▽
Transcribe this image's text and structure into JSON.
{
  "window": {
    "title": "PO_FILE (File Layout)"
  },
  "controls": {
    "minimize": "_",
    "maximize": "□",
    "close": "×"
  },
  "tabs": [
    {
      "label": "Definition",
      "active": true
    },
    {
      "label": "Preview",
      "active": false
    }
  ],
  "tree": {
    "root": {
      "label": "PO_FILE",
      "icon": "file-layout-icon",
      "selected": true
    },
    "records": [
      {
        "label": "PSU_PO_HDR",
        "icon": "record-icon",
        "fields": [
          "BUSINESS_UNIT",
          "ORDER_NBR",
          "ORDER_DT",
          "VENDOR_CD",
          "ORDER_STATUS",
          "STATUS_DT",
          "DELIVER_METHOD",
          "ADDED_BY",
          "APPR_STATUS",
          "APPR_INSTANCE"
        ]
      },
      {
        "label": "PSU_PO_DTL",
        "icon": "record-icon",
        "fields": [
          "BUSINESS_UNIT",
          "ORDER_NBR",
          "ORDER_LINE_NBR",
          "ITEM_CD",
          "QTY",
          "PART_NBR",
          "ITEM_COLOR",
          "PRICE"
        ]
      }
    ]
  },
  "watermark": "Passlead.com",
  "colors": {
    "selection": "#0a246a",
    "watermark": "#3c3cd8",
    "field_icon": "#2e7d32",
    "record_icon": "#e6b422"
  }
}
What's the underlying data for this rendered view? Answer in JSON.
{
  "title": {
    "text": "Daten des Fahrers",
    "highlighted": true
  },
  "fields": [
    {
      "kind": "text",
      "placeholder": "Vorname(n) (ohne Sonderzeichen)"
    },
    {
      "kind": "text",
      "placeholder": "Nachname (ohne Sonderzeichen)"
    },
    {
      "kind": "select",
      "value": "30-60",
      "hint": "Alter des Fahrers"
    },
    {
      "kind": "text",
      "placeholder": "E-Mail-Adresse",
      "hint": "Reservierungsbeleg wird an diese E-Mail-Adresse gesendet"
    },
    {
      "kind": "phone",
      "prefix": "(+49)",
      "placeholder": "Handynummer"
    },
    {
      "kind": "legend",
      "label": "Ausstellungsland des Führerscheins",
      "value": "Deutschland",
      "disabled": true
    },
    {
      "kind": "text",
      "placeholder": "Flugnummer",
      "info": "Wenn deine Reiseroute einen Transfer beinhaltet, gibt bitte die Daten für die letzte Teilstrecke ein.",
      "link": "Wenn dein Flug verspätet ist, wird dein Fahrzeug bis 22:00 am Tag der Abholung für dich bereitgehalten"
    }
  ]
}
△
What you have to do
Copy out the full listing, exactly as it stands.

Result of this task
Transcribe this image's text and structure into JSON.
{
  "window": {
    "title": "PO_FILE (File Layout)"
  },
  "controls": {
    "minimize": "_",
    "maximize": "□",
    "close": "×"
  },
  "tabs": [
    {
      "label": "Definition",
      "active": true
    },
    {
      "label": "Preview",
      "active": false
    }
  ],
  "tree": {
    "root": {
      "label": "PO_FILE",
      "icon": "file-layout-icon",
      "selected": true
    },
    "records": [
      {
        "label": "PSU_PO_HDR",
        "icon": "record-icon",
        "fields": [
          "BUSINESS_UNIT",
          "ORDER_NBR",
          "ORDER_DT",
          "VENDOR_CD",
          "ORDER_STATUS",
          "STATUS_DT",
          "DELIVER_METHOD",
          "ADDED_BY",
          "APPR_STATUS",
          "APPR_INSTANCE"
        ]
      },
      {
        "label": "PSU_PO_DTL",
        "icon": "record-icon",
        "fields": [
          "BUSINESS_UNIT",
          "ORDER_NBR",
          "ORDER_LINE_NBR",
          "ITEM_CD",
          "QTY",
          "PART_NBR",
          "ITEM_COLOR",
          "PRICE"
        ]
      }
    ]
  },
  "watermark": "Passlead.com",
  "colors": {
    "selection": "#0a246a",
    "watermark": "#3c3cd8",
    "field_icon": "#2e7d32",
    "record_icon": "#e6b422"
  }
}
What's the underlying data for this rendered view? Answer in JSON.
{
  "title": {
    "text": "Daten des Fahrers",
    "highlighted": true
  },
  "fields": [
    {
      "kind": "text",
      "placeholder": "Vorname(n) (ohne Sonderzeichen)"
    },
    {
      "kind": "text",
      "placeholder": "Nachname (ohne Sonderzeichen)"
    },
    {
      "kind": "select",
      "value": "30-60",
      "hint": "Alter des Fahrers"
    },
    {
      "kind": "text",
      "placeholder": "E-Mail-Adresse",
      "hint": "Reservierungsbeleg wird an diese E-Mail-Adresse gesendet"
    },
    {
      "kind": "phone",
      "prefix": "(+49)",
      "placeholder": "Handynummer"
    },
    {
      "kind": "legend",
      "label": "Ausstellungsland des Führerscheins",
      "value": "Deutschland",
      "disabled": true
    },
    {
      "kind": "text",
      "placeholder": "Flugnummer",
      "info": "Wenn deine Reiseroute einen Transfer beinhaltet, gibt bitte die Daten für die letzte Teilstrecke ein.",
      "link": "Wenn dein Flug verspätet ist, wird dein Fahrzeug bis 22:00 am Tag der Abholung für dich bereitgehalten"
    }
  ]
}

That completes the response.